Congrats to the Dallas Mavericks, who beat the Miami Heat tonight in game six to win the NBA championship.

Okay, with that out of the way, just how tall is the busy-footed Maverick point guard J.J. Barea? He's listed as 6-foot on NBA.com, but no one, not even the sports casters, believes that he can possibly be that tall. He looks like a super-fast Hobbit out there. But could that just be relative scaling, with him standing next to a bunch of extremely tall people? People on Yahoo! Answers think so---I know because I've been Google searching "J.J. Barea Height" for the past 15 minutes.

So I decided to find a photo and settle the issue once and for all.

I then used the basketball as my metric. Wikipedia states that an NBA basketball is 29.5 inches in circumfe…

### The Force is strong with this one...

Last night we were reviewing multiplication tables with Owen. The family fired off doublets of numbers and Owen confidently multiplied away. In the middle of the review Owen stopped and said, "I noticed something. 2 times 2 is 4. If you subtract 1 it's 3. That's equal to taking 2 and adding 1, and then taking 2 and subtracting 1, and multiplying. So 1 times 3 is 2 times 2 minus 1."

I have to admit, that I didn't quite get it at first. I asked him to repeat with another number and he did with six: "6 times 6 is 36. 36 minus 1 is 35. That's the same as 6-1 times 6+1, which is 35."

Ummmmm....wait. Huh? Lemme see...oh. OH! WOW! Owen figured out

x^2 - 1 = (x - 1) (x +1)

So $6 \times 8 = 7 \times 7 - 1 = (7-1) (7+1) = 48$. That's actually pretty handy!

You can see it in the image above. Look at the elements perpendicular to the diagonal. There's 48 bracketing 49, 35 bracketing 36, etc... After a bit more thought we…

### The Long Con

Hiding in Plain Sight

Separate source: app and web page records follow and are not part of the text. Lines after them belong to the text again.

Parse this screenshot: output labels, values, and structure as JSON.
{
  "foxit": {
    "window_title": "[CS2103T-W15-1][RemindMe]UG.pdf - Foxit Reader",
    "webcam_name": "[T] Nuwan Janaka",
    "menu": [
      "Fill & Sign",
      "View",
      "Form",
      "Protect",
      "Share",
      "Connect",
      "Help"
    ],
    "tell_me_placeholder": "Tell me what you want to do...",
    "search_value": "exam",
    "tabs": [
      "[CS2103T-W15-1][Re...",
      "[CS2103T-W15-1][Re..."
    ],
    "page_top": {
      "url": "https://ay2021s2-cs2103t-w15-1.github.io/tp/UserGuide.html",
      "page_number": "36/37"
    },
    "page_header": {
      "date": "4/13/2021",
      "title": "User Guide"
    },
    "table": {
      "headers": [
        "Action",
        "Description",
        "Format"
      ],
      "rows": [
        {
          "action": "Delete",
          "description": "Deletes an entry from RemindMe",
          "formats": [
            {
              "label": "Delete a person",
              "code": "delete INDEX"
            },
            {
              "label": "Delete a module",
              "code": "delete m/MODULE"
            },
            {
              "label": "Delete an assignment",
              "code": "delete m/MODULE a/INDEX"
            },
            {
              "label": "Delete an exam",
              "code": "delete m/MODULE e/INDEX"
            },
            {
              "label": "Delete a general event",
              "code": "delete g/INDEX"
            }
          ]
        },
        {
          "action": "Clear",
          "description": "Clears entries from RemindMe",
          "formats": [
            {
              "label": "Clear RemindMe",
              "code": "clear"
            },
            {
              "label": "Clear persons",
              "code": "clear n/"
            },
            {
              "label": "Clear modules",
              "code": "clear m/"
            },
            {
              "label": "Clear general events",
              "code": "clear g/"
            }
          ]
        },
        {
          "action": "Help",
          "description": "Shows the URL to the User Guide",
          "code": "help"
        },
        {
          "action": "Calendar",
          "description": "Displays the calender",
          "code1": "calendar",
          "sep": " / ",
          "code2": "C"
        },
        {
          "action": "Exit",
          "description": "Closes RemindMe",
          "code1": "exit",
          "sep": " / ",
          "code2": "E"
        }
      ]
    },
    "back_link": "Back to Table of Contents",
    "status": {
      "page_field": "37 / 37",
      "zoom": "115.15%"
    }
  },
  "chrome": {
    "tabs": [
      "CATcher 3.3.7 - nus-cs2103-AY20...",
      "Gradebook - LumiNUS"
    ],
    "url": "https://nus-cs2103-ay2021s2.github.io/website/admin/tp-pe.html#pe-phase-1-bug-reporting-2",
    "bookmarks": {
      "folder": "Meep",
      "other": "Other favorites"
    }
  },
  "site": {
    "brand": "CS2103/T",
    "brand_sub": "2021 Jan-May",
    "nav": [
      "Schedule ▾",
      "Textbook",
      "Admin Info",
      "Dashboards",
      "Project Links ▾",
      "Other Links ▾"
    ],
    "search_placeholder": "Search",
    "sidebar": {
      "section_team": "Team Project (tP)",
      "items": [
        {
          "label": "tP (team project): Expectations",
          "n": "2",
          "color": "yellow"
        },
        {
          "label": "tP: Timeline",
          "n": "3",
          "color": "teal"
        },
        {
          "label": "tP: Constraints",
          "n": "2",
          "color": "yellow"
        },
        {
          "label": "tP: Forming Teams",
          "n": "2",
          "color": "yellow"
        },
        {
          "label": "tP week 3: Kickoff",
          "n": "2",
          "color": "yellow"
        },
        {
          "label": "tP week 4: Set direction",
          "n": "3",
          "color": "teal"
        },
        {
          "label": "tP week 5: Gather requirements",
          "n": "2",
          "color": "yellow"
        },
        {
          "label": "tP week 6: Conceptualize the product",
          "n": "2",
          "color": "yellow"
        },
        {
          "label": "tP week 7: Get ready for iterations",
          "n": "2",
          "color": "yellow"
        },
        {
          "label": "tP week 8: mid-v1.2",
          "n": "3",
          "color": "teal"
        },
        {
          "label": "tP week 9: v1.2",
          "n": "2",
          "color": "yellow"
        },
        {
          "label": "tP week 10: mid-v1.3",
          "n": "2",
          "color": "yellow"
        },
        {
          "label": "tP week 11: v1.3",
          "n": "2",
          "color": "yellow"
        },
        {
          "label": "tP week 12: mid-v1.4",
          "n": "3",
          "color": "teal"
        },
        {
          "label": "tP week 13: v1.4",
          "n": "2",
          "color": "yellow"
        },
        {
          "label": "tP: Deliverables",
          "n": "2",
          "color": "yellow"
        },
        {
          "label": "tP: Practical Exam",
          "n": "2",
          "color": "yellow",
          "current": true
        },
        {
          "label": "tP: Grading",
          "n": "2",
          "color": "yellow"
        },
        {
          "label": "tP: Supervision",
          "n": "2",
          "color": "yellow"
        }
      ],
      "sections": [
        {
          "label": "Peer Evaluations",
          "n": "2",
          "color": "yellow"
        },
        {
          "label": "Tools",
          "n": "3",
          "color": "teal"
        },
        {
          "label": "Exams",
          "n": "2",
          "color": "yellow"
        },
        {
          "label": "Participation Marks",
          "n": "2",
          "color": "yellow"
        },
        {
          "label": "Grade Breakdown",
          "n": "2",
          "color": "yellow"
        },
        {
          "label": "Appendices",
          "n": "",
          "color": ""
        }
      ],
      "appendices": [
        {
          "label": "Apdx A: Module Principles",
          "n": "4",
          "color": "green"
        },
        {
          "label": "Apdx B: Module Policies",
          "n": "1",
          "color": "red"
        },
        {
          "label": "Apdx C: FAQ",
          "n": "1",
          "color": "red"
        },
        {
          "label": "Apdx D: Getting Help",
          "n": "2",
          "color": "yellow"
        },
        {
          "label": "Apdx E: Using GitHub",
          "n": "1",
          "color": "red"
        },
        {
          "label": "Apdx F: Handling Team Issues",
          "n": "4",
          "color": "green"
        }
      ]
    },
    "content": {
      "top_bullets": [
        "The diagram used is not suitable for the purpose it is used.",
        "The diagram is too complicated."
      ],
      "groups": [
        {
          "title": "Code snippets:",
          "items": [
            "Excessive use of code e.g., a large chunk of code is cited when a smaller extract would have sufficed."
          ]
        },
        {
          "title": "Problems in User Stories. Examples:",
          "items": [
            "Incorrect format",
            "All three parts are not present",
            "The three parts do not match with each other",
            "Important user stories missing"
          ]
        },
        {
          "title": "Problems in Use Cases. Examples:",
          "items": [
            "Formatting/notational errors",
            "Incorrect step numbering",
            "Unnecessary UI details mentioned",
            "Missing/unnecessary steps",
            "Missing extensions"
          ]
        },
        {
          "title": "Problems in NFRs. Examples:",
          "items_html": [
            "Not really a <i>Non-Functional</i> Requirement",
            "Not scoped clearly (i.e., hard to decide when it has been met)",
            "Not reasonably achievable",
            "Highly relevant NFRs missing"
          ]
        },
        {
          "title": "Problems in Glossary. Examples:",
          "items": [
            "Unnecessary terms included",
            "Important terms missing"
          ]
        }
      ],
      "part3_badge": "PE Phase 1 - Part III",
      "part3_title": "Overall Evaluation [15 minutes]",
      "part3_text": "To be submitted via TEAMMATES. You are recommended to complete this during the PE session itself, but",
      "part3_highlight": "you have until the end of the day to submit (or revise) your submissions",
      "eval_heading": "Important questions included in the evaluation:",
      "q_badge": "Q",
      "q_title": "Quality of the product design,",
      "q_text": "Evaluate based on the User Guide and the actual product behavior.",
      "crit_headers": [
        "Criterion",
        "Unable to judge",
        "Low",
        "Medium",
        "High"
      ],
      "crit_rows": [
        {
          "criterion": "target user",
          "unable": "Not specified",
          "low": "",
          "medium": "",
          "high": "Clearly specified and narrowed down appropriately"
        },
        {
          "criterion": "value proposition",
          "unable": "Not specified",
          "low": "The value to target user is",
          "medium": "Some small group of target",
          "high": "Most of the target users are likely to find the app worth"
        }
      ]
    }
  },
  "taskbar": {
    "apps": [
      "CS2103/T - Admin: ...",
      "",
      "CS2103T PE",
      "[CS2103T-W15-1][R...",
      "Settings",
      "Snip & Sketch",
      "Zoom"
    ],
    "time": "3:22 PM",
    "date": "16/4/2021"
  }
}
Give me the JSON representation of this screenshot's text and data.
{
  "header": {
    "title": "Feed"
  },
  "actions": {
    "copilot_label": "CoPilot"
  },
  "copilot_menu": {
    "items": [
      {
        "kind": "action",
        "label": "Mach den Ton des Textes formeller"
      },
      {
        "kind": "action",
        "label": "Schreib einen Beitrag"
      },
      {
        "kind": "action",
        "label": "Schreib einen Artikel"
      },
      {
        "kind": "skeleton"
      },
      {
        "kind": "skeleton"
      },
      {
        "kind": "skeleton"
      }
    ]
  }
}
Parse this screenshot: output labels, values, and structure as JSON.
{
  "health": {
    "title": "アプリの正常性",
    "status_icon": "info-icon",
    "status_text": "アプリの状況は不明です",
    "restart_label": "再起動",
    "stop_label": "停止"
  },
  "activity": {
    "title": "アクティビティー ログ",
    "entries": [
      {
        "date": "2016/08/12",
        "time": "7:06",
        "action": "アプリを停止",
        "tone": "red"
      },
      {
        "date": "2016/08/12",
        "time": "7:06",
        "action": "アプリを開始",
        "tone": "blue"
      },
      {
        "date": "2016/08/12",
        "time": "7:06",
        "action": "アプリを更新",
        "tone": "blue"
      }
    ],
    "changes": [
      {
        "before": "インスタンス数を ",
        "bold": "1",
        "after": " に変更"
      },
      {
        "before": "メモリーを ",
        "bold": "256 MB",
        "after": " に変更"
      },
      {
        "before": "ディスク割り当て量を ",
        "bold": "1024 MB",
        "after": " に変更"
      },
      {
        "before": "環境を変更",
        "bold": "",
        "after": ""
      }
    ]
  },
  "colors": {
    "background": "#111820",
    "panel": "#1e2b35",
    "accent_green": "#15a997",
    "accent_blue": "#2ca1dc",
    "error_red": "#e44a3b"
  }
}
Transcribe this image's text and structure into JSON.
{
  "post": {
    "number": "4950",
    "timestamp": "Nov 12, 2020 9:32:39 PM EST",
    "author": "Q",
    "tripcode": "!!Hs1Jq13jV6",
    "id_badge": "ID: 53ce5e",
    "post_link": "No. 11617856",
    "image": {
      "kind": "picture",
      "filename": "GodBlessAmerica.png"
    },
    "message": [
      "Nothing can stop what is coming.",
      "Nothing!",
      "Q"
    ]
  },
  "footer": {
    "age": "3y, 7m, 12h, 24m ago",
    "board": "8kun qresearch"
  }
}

ESPN has a series of sports documentaries called 30 For 30. One of my favorites is called Broke which is about how professional athletes often make tens of millions of dollars in their careers yet retire with nothing. One of the major "leaks" turns out to be con artists, who lure athletes into elaborate real estate schemes or business ventures. This naturally raises the question: In a tightly-knit social structure that is a sports team, how can con artists operate so effectively and extensively? The answer is quite simple: very few people taken in by con artists ever tell anyone what happened. Thus, con artists can operate out in the open with little fear of consequences because they are shielded by the collective silence of their victims.
I can empathize with this. I've lost money in two different con schemes. One was when I was in college, and I received a phone call that I had won an all-expenses-paid trip to the Bahamas. All I needed to do was p…